Provided data below:

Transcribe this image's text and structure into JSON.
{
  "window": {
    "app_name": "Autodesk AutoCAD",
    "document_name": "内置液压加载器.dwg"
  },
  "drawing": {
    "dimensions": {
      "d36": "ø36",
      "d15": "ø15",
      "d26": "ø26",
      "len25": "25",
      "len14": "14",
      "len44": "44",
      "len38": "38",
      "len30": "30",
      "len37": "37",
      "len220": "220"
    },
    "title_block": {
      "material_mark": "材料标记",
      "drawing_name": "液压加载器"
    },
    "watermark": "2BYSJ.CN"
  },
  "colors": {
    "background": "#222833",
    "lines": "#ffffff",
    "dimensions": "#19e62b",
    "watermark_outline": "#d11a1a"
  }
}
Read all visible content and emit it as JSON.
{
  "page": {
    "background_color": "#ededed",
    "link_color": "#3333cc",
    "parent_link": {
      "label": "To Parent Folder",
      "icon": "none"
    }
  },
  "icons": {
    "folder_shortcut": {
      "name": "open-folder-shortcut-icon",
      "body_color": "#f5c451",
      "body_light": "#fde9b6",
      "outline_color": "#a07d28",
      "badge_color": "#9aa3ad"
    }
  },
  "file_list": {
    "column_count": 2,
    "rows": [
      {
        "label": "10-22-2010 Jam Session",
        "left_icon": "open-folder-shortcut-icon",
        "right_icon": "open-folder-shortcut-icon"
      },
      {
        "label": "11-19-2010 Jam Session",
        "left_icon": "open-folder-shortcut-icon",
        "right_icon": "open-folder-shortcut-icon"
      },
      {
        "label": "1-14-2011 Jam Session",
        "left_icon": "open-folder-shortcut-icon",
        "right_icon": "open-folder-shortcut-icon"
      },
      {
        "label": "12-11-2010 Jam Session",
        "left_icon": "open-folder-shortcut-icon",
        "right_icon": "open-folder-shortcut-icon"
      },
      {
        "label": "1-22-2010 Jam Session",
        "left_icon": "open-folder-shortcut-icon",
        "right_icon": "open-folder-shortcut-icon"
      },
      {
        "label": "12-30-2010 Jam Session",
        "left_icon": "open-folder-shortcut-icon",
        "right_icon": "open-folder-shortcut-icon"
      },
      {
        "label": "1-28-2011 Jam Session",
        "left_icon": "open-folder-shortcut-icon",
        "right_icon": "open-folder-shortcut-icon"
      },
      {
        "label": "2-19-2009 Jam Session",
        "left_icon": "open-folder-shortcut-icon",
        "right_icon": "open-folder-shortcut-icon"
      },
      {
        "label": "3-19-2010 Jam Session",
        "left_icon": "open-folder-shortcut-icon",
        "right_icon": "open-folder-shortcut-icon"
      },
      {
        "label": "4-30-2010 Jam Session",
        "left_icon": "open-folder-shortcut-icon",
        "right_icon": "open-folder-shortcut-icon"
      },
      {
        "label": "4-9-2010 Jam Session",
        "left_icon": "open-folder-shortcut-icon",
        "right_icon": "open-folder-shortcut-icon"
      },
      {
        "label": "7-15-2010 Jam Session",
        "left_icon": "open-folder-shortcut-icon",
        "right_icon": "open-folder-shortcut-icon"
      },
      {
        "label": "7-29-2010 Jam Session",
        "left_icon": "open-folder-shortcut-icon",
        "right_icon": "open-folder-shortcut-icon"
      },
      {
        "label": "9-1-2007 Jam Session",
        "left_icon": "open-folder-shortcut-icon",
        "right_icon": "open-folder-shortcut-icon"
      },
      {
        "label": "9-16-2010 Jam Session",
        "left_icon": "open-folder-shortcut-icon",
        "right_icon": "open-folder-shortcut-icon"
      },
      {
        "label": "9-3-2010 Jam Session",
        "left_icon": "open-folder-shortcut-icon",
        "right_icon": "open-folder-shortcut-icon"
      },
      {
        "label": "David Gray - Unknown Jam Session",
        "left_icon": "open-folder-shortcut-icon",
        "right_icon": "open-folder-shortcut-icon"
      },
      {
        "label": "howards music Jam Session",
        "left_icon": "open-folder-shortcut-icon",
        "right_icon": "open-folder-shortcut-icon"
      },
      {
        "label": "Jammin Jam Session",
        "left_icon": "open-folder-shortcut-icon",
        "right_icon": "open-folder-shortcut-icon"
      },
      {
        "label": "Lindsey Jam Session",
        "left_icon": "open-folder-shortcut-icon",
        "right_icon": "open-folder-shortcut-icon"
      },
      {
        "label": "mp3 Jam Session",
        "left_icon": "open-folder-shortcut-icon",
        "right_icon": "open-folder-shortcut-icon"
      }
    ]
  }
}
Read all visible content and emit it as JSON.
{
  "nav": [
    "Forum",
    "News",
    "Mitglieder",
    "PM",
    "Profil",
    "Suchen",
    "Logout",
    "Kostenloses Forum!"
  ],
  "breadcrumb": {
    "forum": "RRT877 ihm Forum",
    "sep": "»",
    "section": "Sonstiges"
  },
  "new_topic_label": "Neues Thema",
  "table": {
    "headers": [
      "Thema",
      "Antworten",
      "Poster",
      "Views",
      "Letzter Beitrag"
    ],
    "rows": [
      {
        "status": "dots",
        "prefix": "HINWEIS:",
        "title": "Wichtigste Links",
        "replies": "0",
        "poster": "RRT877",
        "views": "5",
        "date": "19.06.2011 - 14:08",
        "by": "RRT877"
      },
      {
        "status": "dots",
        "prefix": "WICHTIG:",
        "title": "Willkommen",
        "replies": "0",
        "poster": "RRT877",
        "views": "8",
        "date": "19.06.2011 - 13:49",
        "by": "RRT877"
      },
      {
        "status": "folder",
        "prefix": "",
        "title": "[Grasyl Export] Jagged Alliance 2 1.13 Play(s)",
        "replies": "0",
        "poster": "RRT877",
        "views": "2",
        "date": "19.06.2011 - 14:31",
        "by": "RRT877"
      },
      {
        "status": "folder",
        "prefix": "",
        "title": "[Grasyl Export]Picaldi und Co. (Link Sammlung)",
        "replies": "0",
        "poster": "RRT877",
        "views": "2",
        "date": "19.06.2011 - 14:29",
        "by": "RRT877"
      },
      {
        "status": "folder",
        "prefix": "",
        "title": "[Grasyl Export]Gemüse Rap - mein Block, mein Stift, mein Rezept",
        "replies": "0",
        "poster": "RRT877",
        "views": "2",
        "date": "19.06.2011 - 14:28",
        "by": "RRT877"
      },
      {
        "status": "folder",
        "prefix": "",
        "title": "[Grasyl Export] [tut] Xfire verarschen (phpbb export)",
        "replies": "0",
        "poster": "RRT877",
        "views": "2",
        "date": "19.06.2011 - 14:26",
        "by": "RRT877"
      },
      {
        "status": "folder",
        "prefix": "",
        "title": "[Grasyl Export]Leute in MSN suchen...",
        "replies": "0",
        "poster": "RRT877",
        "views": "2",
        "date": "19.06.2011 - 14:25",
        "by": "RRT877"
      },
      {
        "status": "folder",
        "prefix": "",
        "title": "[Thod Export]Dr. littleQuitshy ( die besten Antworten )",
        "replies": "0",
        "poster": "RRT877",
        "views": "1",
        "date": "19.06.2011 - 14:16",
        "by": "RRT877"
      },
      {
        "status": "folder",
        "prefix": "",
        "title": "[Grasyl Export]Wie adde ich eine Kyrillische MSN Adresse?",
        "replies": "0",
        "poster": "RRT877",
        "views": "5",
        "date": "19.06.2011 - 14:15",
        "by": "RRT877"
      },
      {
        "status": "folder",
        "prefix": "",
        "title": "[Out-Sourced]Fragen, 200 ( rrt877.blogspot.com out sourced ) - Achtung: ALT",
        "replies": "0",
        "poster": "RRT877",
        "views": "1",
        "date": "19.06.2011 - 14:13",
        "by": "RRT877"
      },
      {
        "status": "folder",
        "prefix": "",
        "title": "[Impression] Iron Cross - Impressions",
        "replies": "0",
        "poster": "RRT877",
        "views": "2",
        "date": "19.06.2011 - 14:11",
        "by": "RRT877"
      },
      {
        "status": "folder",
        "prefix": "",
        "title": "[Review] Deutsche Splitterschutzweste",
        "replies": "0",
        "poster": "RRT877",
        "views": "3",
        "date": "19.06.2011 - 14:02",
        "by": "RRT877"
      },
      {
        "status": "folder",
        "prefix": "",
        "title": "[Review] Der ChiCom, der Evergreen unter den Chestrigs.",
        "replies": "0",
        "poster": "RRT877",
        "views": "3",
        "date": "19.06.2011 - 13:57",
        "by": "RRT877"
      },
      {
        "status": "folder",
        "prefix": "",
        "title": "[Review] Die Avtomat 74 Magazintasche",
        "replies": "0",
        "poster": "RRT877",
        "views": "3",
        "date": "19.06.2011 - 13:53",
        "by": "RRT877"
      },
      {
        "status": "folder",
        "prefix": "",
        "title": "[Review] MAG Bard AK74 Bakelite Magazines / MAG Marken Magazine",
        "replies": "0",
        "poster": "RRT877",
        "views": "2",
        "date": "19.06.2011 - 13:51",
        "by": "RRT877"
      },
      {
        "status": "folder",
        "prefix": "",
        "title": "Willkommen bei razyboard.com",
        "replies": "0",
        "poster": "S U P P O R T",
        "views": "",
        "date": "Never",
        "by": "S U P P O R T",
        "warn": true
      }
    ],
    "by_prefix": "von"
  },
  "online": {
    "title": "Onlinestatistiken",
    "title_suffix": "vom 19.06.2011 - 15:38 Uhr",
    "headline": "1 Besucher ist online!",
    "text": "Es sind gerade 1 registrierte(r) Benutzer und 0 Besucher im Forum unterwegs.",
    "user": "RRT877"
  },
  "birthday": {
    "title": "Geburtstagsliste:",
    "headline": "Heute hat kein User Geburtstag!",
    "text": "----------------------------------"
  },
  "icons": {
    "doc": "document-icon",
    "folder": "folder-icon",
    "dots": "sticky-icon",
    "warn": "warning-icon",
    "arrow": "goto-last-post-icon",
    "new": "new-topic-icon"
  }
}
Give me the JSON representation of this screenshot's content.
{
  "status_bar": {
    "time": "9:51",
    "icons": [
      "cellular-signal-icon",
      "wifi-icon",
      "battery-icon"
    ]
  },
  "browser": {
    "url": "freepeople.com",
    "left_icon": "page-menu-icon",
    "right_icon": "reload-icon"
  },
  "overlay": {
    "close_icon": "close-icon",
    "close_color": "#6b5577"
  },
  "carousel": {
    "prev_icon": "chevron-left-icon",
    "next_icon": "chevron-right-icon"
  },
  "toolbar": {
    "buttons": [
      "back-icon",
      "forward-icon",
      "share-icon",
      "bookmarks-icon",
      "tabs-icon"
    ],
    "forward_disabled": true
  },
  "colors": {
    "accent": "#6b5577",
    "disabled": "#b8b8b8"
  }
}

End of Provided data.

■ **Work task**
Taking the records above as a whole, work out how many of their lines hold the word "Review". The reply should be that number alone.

■ **Task response**
4